The metabotropic receptor mGluR2 belongs to the class C GPCR family (group II mGluRs). This receptor shows a broad distribution throughout the cortex as well as high expression in the hippocampus and perforant path.
Importantly, activation of mGluR2 leads to inhibition of glutamate release in the synapse. In this respect, Addex believes that inhibition of mGluR2 with a selective negative allosteric modulator (NAM) may be of therapeutic use to treat medical conditions which may be linked to low glutamate levels in the brain. Alzheimer’s disease and depression are prime examples of such conditions.
Disabilities such as Alzheimer’s or depression represent a large and growing market with considerable unmet medical needs. For example, none of the currently marketed drugs for Alzheimer’s disease offers patients sustained life-changing benefits. Preclinical data suggest that mGluR2 inhibition may result in therapeutic benefits in the treatment of cognitive disorders such as Alzheimer's as well as depression. In addition, peer-reviewed research suggests that an mGluR2 NAM not only may slow the progression of Alzheimer’s* (an effect not yet described with any marketed drug) but also that such a drug may exert a synergistic effect on cognition when combined with donepezil**.

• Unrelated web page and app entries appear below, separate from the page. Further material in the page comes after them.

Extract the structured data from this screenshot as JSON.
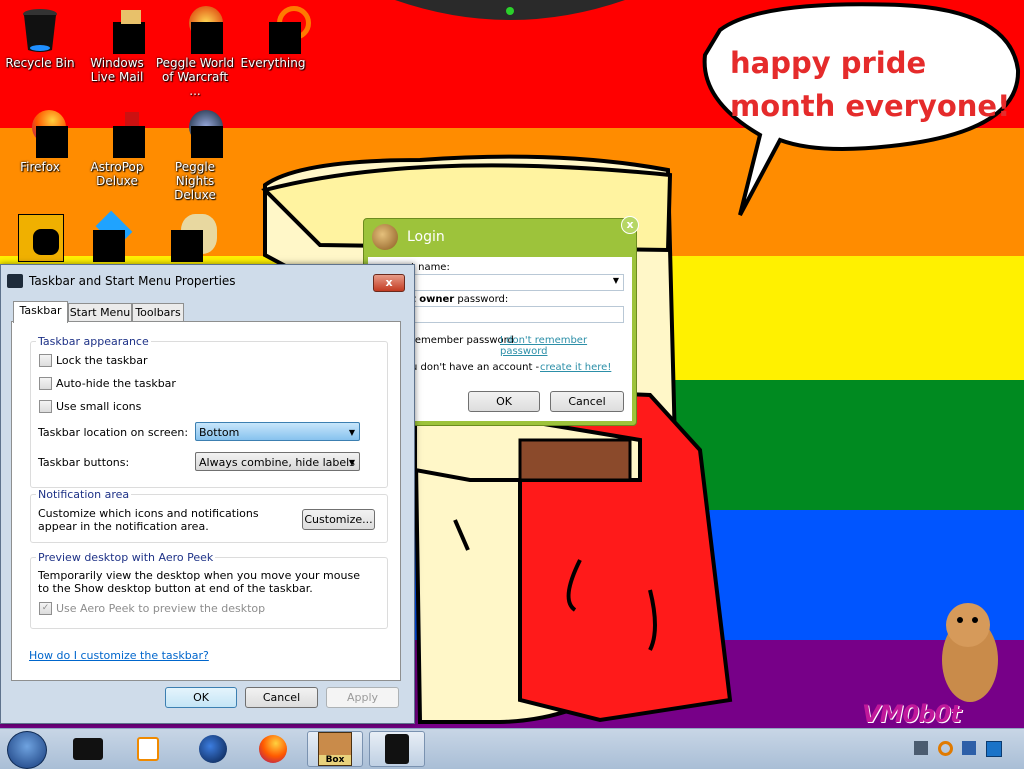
{
  "wallpaper": {
    "speech_bubble": "happy pride month everyone!",
    "watermark": "VM0b0t",
    "colors": {
      "red": "#ff0000",
      "orange": "#ff8c00",
      "yellow": "#fff100",
      "green": "#008a20",
      "blue": "#0055ff",
      "purple": "#770088"
    }
  },
  "desktop_icons": [
    {
      "label": "Recycle Bin",
      "icon": "recycle-bin-icon"
    },
    {
      "label": "Windows Live Mail",
      "icon": "mail-icon"
    },
    {
      "label": "Peggle World of Warcraft ...",
      "icon": "peggle-icon"
    },
    {
      "label": "Everything",
      "icon": "search-icon"
    },
    {
      "label": "Firefox",
      "icon": "firefox-icon"
    },
    {
      "label": "AstroPop Deluxe",
      "icon": "astropop-icon"
    },
    {
      "label": "Peggle Nights Deluxe",
      "icon": "peggle-nights-icon"
    }
  ],
  "taskbar_dialog": {
    "title": "Taskbar and Start Menu Properties",
    "close": "x",
    "tabs": [
      "Taskbar",
      "Start Menu",
      "Toolbars"
    ],
    "appearance_group": "Taskbar appearance",
    "lock_label": "Lock the taskbar",
    "autohide_label": "Auto-hide the taskbar",
    "small_icons_label": "Use small icons",
    "location_label": "Taskbar location on screen:",
    "location_value": "Bottom",
    "buttons_label": "Taskbar buttons:",
    "buttons_value": "Always combine, hide labels",
    "notification_group": "Notification area",
    "notification_text": "Customize which icons and notifications appear in the notification area.",
    "customize_btn": "Customize...",
    "peek_group": "Preview desktop with Aero Peek",
    "peek_text": "Temporarily view the desktop when you move your mouse to the Show desktop button at end of the taskbar.",
    "peek_check_label": "Use Aero Peek to preview the desktop",
    "help_link": "How do I customize the taskbar?",
    "ok": "OK",
    "cancel": "Cancel",
    "apply": "Apply"
  },
  "login_dialog": {
    "title": "Login",
    "close": "x",
    "name_label": "t name:",
    "password_label_bold": "t owner",
    "password_label_rest": " password:",
    "remember_label": "remember password",
    "forgot_link": "I don't remember password",
    "account_text": "u don't have an account -",
    "create_link": "create it here!",
    "ok": "OK",
    "cancel": "Cancel"
  },
  "taskbar": {
    "items": [
      "mycomputer-icon",
      "media-player-icon",
      "globe-icon",
      "firefox-icon",
      "box-app-icon",
      "recycle-bin-icon"
    ],
    "active_label": "Box"
  }
}
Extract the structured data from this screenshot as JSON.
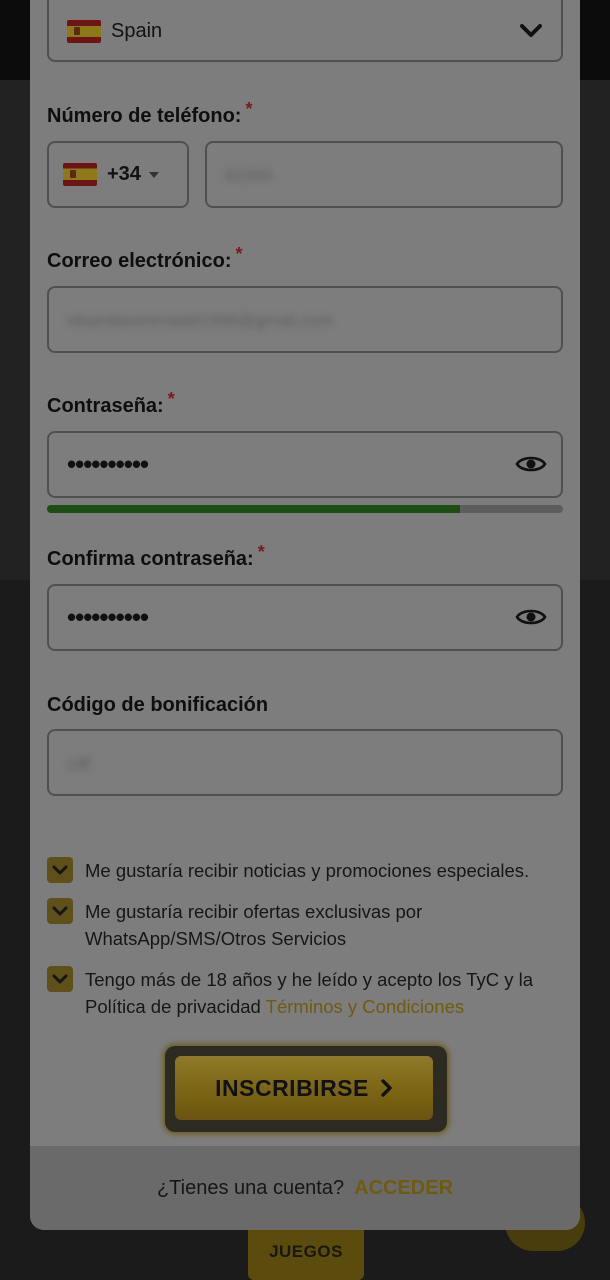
{
  "background": {
    "tab_label": "JUEGOS"
  },
  "country_select": {
    "flag": "spain-flag-icon",
    "value": "Spain"
  },
  "phone": {
    "label": "Número de teléfono:",
    "required_mark": "*",
    "country_code": "+34",
    "value": "62300"
  },
  "email": {
    "label": "Correo electrónico:",
    "required_mark": "*",
    "value": "vikandaserenaidd1998@gmail.com"
  },
  "password": {
    "label": "Contraseña:",
    "required_mark": "*",
    "value": "••••••••••",
    "strength": 0.8,
    "strength_color": "#1e4d14"
  },
  "confirm_password": {
    "label": "Confirma contraseña:",
    "required_mark": "*",
    "value": "••••••••••"
  },
  "bonus_code": {
    "label": "Código de bonificación",
    "placeholder": "cdf"
  },
  "checkboxes": [
    {
      "text": "Me gustaría recibir noticias y promociones especiales.",
      "checked": true
    },
    {
      "text": "Me gustaría recibir ofertas exclusivas por WhatsApp/SMS/Otros Servicios",
      "checked": true
    },
    {
      "text_before": "Tengo más de 18 años y he leído y acepto los TyC y la Política de privacidad",
      "link": "Términos y Condiciones",
      "checked": true
    }
  ],
  "submit": {
    "label": "INSCRIBIRSE",
    "icon": "chevron-right-icon"
  },
  "footer": {
    "question": "¿Tienes una cuenta?",
    "link": "ACCEDER"
  },
  "colors": {
    "accent": "#c99b1e",
    "overlay_panel": "#7d7d7d",
    "required": "#7a1a1a"
  }
}
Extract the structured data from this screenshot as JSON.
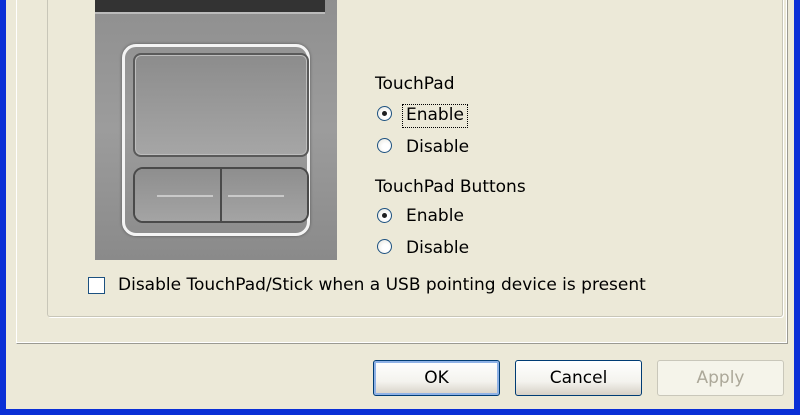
{
  "touchpad": {
    "heading": "TouchPad",
    "options": [
      {
        "label": "Enable",
        "checked": true,
        "focused": true
      },
      {
        "label": "Disable",
        "checked": false
      }
    ]
  },
  "touchpad_buttons": {
    "heading": "TouchPad Buttons",
    "options": [
      {
        "label": "Enable",
        "checked": true
      },
      {
        "label": "Disable",
        "checked": false
      }
    ]
  },
  "usb_option": {
    "label": "Disable TouchPad/Stick when a USB pointing device is present",
    "checked": false
  },
  "buttons": {
    "ok": "OK",
    "cancel": "Cancel",
    "apply": "Apply"
  },
  "colors": {
    "window_frame": "#0a2fd6",
    "dialog_bg": "#ece9d8",
    "disabled_text": "#aca899"
  }
}
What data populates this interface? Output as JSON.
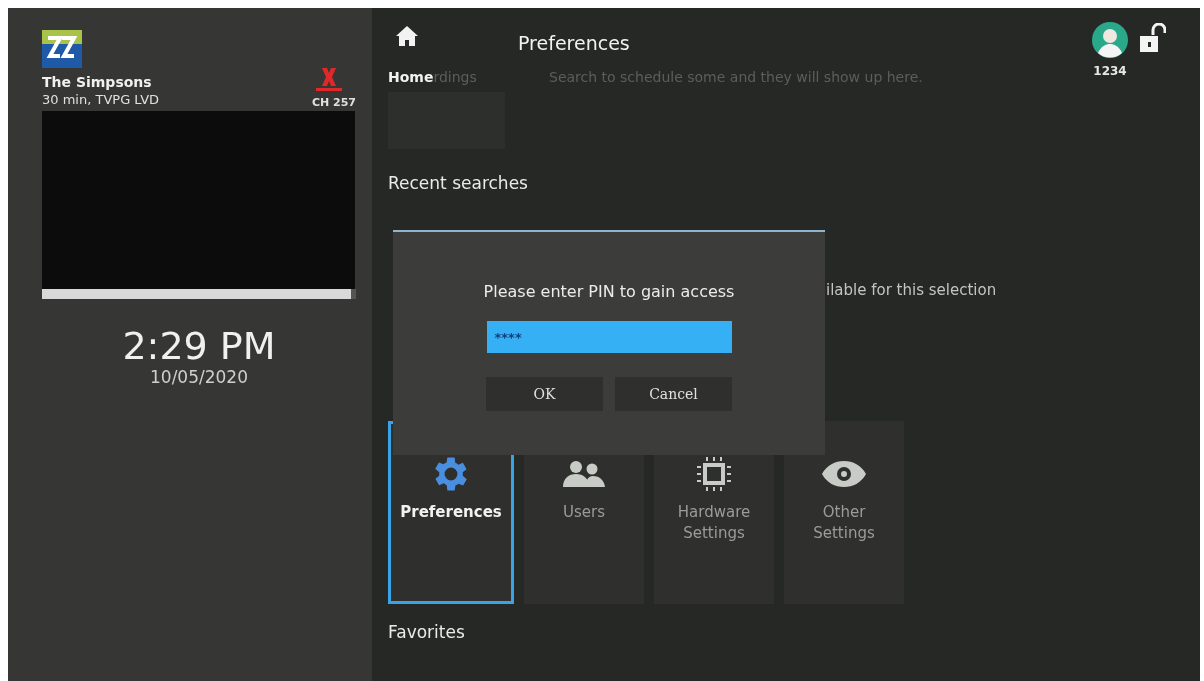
{
  "channel": {
    "title": "The Simpsons",
    "details": "30 min, TVPG LVD",
    "number": "CH 257"
  },
  "player": {
    "level": 0.985
  },
  "clock": {
    "time": "2:29 PM",
    "date": "10/05/2020"
  },
  "nav": {
    "home_label": "Home",
    "title": "Preferences"
  },
  "user": {
    "pin_label": "1234"
  },
  "background": {
    "section_fragment": "rdings",
    "hint": "Search to schedule some and they will show up here.",
    "recent_heading": "Recent searches",
    "notice_fragment": "ilable for this selection",
    "favorites_heading": "Favorites"
  },
  "tiles": [
    {
      "label": "Preferences",
      "kind": "gear",
      "selected": true
    },
    {
      "label": "Users",
      "kind": "users",
      "selected": false
    },
    {
      "label": "Hardware Settings",
      "kind": "chip",
      "selected": false
    },
    {
      "label": "Other Settings",
      "kind": "eye",
      "selected": false
    }
  ],
  "dialog": {
    "prompt": "Please enter PIN to gain access",
    "pin_value": "****",
    "buttons": [
      "OK",
      "Cancel"
    ]
  }
}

Addex is currently optimizing multiple chemical series of mGluR2 NAMs offering advanced compounds at the late stage of lead optimization. Recently, one such mGluR2 NAM was tested in the beta amyloid-induced memory impairment model in rodents which mimics aspects of pathophysiology and progressive memory impairment observed in Alzheimer’s disease. In this study, an advanced mGluR2 NAM used as a tool compound dose-dependently reversed working memory impairment in the novel object recognition test (NOR) without affecting locomotor activity in the animals. Donepezil, a marketed drug currently used to treat symptoms of Alzheimer’s disease, was used as the positive control and we are excited to report that the magnitude of the effect induced by the mGluR2 NAM was similar to that of donepezil in this experiment.
Although other drugs targeting mGluR2 are in development none are known to be as exquisitely selective for mGluR2 over other mGlu receptors (1-8) as the Addex molecules. As a result, Addex is developing the most advanced subtype selective mGluR2 NAM, an differentiating factor that may confer significant advantages in terms of efficacy and safety in later testing.